Now, I’m thinking back to maybe last week, when Obama sent new Treasury Secretary Jack Lew to Brussels to tell the Europeans to ease up on austerity because its bad for growth; or at least it’s bad for growth in Europe but apparently it’s good for the US. Austerity is an anti-growth policy. It frequently makes the debt-to-GDP ratio larger because it causes such a large fall in GDP, but it’s bad for Europe and good for the US. Must have missed that class on Consistency 101.
Now, if you’re neck brace hasn’t already gone flying off due to the tremendous torque exerted by today’s news, let’s put a cherry on top. Obama is proposing a new $2 billion infrastructure investment or jobs program that can overcome the damage to the economy caused by austerity in the form of a combined $300 billion in reduced spending and increased tax revenues.
Anyway, let’s get back to the Federal Reserve minutes on how they will continue to juice the economy and the president’s budget, which nobody likes and is likely DOA, and let’s ask – what’s wrong with this picture?
If the economy is getting better, then why does poverty in America continue to grow so rapidly? Yes, the stock market has been hitting all-time highs recently, but also the number of Americans living in poverty has now reached a level not seen since the 1960s. Yes, corporate profits are at levels never seen before, but so is the number of Americans on food stamps. Yes, housing prices have started to rebound a little bit, but there are also more than a million public school students in America that are homeless. That is the first time that has ever happened in U.S. History. Do we measure our economic progress by the false stock market bubble that has been inflated by the Fed’s money dump on their Wall Street cronies, or should we measure our economic progress by how the poor and the middle class are doing?
Even as the markets hit new highs, the most explosive growth is in poverty; now at the highest levels since the 1960s. One out of every six Americans now live in poverty; 146 million are considered poor or low income; one in every five children live in poverty; one in five households with children are considered food insecure – meaning the kids are going hungry; and nearly 3 million children in this country live on less than $2 dollars a day, which is the global standard for extreme poverty.
At some point, maybe the President and the Republicans and the Federal Reserve could just stop for a moment and ask the question: What’s the economy for anyway?
A side note: I’ve been talking about cyber attacks as a major trend for a couple of years now. Obama’s budget proposes to boost Defense Department spending on cyber efforts to $4.7 billion, $800 million more than current levels, even as it plans to cut the Pentagon’s overall spending by $3.9 billion; the idea is to protect computer networks from internet base attacks. Intelligence officials said last month that cyber attacks and espionage have supplanted terrorism as the top security threat facing the United States.

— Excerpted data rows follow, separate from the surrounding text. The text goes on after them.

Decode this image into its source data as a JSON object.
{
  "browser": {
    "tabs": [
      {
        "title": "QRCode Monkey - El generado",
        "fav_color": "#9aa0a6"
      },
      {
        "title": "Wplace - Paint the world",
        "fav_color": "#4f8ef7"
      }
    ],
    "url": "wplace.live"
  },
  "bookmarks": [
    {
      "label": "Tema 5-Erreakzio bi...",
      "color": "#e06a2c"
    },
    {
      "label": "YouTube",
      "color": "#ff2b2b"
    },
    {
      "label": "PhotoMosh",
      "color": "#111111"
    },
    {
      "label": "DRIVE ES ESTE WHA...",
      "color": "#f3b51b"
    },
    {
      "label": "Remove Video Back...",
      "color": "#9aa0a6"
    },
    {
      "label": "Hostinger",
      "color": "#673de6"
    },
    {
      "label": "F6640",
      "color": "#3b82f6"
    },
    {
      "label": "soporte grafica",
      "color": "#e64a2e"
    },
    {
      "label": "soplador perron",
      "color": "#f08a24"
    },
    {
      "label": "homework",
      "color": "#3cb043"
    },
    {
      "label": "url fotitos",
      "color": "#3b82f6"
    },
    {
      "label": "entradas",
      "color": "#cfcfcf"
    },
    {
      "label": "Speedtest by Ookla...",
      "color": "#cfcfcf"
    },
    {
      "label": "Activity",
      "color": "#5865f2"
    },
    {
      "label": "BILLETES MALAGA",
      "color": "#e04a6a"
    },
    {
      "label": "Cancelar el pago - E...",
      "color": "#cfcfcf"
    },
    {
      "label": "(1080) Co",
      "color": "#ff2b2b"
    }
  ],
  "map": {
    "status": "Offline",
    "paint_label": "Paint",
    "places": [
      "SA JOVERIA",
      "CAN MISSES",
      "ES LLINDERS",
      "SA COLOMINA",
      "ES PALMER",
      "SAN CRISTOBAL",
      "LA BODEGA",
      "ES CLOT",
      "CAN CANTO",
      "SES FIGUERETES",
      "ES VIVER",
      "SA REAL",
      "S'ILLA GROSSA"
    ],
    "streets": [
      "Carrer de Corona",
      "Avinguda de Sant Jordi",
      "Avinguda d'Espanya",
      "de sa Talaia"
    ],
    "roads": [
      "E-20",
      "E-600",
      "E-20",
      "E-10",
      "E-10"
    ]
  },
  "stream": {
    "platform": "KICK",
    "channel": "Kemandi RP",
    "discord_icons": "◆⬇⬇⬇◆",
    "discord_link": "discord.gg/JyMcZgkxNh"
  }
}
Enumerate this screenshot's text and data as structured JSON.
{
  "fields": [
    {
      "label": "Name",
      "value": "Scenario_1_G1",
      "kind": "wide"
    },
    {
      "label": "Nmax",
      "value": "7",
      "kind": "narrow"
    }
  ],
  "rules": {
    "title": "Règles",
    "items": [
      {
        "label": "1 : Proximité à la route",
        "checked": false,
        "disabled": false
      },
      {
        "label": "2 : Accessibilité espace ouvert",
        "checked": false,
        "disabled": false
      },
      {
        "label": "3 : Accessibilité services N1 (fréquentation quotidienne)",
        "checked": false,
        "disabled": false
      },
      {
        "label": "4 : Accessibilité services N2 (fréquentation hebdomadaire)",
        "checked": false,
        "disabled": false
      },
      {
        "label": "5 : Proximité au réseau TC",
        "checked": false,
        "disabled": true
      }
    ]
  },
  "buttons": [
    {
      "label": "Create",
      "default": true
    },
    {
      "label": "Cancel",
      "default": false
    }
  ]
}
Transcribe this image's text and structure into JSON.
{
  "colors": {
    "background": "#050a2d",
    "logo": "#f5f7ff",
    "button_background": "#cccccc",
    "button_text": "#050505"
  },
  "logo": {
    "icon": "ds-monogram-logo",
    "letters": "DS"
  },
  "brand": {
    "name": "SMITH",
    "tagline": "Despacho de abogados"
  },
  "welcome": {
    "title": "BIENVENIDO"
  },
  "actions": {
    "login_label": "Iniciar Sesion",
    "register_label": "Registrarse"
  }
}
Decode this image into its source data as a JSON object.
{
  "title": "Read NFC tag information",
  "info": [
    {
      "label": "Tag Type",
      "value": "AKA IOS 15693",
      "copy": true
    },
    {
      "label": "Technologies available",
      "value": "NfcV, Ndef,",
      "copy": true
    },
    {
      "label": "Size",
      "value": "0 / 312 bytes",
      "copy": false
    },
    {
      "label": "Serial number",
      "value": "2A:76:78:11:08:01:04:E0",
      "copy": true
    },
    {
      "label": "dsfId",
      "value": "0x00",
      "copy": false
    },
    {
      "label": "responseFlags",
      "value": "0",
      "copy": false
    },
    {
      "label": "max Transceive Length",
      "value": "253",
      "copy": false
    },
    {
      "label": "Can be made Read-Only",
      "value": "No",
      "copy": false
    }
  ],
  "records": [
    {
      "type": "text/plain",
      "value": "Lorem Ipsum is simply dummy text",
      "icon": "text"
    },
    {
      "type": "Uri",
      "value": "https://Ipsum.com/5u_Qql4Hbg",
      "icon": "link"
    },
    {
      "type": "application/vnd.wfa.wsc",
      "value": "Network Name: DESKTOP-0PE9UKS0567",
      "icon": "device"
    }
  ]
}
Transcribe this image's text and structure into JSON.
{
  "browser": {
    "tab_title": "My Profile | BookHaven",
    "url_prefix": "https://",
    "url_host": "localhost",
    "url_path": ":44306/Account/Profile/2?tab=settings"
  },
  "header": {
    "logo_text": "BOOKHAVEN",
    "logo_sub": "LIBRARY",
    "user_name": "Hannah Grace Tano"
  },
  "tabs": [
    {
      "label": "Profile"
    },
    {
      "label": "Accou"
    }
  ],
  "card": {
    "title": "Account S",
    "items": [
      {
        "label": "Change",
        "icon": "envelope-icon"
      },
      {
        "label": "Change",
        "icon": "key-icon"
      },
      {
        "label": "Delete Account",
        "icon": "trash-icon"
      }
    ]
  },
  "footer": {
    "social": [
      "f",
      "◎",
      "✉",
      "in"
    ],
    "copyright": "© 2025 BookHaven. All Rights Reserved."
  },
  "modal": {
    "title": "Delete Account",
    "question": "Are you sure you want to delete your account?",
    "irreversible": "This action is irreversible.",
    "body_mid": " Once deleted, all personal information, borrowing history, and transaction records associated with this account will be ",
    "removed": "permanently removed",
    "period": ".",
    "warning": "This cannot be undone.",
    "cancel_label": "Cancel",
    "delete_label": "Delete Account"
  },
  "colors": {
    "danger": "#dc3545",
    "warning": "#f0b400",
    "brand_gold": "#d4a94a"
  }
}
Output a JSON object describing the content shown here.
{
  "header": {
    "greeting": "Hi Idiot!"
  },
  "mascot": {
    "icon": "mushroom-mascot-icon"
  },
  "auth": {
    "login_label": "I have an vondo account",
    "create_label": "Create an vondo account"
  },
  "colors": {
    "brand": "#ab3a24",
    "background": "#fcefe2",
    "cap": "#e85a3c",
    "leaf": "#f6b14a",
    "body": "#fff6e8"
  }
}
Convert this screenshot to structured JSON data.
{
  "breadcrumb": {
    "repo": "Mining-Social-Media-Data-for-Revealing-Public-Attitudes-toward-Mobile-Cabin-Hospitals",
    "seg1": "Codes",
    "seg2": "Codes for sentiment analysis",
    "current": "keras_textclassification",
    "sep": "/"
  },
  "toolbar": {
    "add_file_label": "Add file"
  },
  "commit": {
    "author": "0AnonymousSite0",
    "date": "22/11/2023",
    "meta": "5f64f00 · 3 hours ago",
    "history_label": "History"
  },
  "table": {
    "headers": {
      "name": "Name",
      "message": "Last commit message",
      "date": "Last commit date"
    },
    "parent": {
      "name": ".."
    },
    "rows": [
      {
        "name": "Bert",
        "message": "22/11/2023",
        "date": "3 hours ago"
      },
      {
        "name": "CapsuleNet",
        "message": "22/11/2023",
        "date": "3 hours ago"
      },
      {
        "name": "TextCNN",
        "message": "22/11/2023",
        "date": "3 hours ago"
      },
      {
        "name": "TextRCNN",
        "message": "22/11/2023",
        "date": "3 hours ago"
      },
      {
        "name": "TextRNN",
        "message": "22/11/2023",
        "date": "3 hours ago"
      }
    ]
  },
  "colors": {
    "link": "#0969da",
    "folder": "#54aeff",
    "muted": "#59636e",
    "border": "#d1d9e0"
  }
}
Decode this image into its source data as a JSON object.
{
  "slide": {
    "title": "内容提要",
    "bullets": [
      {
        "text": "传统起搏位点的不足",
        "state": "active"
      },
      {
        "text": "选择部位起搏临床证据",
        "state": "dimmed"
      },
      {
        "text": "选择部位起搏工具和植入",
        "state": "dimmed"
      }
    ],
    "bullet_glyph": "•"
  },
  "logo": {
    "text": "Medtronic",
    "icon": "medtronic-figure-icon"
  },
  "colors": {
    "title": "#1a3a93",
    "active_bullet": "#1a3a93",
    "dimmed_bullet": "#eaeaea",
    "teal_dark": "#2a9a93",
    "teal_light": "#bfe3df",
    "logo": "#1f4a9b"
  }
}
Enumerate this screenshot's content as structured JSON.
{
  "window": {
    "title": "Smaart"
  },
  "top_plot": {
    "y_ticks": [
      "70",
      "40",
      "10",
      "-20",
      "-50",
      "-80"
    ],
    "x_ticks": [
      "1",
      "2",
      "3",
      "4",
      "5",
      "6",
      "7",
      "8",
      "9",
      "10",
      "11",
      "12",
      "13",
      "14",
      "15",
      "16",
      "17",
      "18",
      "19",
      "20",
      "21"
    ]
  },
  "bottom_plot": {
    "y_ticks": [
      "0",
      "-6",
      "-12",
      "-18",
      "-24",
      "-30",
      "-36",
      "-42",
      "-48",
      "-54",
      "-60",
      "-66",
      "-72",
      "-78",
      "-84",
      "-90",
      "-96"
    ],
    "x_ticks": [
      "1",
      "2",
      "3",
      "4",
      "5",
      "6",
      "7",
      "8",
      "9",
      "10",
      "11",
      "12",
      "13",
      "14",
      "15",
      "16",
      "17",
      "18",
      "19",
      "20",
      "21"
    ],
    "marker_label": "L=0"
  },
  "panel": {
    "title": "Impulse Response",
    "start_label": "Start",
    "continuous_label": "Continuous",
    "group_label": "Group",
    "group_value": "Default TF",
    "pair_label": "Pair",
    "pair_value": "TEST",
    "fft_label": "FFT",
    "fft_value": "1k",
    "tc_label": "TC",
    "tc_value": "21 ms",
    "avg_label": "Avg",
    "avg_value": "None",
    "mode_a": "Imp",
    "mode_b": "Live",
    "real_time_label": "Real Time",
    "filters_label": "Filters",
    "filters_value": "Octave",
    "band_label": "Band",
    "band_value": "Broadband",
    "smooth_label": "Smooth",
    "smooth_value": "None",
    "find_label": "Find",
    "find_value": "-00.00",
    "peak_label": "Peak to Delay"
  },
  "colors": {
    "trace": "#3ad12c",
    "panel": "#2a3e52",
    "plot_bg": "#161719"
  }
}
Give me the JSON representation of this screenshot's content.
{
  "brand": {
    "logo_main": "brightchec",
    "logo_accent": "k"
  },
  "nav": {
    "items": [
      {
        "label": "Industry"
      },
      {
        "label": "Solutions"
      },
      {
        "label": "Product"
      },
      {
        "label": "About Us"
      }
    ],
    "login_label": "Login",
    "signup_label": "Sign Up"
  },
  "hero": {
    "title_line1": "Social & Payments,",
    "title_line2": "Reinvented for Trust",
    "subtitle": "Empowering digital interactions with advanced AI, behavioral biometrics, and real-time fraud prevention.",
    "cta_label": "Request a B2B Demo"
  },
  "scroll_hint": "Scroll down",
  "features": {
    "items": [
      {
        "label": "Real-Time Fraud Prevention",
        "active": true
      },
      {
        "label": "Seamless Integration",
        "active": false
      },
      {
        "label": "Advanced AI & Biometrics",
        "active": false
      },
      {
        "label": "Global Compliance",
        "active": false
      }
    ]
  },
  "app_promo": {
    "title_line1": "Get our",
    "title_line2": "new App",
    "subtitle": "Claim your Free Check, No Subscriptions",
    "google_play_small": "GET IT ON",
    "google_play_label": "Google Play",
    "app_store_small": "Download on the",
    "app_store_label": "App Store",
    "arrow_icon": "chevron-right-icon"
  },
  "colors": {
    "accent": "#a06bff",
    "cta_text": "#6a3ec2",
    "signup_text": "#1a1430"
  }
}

This was one of the trends I talked about at the recent Wealth protection Economic Conference. If you would like to hear the entire Conference, including nine CDs, or the MP3 recordings are now available. Contact Resource Consultants at 800-494-4149 for purchase information.